Copy out every line holding the string "için" from the records below.

── The input

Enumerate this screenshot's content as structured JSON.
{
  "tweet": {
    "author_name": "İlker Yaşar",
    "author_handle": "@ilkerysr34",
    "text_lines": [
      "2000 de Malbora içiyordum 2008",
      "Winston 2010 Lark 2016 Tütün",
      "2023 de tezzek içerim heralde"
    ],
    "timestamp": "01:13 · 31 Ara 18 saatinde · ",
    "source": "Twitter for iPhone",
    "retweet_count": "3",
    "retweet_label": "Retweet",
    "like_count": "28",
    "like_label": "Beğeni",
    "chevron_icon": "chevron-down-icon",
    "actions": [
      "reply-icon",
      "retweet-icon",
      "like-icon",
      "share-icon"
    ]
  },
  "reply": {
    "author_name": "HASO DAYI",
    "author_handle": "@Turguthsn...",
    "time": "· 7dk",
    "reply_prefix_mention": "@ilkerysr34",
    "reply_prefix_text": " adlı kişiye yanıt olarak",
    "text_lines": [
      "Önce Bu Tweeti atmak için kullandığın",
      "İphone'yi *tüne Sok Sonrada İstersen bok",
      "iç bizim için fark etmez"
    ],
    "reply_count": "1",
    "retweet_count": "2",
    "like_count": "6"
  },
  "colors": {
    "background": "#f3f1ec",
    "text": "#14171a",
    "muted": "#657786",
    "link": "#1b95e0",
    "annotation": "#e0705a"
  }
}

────

** Response **
      "Önce Bu Tweeti atmak için kullandığın",
      "iç bizim için fark etmez"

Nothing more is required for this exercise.